> [PROBLEM DETAILS]: In the entries below, how many lines contain the word "floor"? State the number and nothing more.

-------- THE INPUT

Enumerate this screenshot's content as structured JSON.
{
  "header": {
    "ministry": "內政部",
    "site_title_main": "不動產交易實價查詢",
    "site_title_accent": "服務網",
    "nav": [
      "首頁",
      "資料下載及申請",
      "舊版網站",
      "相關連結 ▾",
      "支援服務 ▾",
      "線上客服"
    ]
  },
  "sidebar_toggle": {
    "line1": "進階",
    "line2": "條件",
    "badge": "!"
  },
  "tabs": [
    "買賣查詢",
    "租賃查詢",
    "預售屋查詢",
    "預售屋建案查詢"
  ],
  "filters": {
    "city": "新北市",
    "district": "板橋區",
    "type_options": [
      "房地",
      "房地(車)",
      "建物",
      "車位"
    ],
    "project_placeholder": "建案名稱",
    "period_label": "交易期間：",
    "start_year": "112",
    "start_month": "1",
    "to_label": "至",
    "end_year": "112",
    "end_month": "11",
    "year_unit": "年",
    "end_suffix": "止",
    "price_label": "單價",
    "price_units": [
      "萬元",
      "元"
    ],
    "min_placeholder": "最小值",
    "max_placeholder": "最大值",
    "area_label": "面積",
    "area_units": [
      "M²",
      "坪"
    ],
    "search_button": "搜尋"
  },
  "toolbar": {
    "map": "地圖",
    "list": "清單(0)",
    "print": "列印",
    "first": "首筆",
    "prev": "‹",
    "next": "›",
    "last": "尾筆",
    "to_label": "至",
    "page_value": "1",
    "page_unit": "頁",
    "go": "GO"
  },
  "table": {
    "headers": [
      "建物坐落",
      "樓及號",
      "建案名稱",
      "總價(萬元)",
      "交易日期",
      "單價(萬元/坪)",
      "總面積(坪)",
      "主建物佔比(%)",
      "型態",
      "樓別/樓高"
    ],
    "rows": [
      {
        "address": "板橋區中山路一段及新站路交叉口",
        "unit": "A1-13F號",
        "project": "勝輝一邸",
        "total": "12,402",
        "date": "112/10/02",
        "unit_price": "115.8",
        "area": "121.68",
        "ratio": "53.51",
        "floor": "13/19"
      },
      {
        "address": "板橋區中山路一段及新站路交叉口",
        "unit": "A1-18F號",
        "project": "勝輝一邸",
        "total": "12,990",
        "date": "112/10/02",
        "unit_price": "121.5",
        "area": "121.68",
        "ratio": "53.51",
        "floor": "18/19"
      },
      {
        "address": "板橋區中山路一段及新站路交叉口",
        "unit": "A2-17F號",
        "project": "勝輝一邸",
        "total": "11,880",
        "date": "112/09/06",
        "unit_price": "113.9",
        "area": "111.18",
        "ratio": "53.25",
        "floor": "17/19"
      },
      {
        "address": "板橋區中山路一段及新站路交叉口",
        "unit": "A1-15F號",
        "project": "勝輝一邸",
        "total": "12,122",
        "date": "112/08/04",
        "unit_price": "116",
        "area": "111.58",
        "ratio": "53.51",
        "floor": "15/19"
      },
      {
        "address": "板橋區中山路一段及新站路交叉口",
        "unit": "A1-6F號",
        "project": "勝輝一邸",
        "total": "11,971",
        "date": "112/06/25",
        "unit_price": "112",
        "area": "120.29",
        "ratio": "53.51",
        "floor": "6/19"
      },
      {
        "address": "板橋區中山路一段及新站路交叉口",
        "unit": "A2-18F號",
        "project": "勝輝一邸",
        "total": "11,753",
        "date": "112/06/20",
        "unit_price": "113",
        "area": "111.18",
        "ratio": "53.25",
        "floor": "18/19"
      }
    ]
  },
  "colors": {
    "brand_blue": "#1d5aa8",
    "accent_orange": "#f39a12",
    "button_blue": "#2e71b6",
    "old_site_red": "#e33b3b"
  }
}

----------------

> [ANSWER BELOW]: 6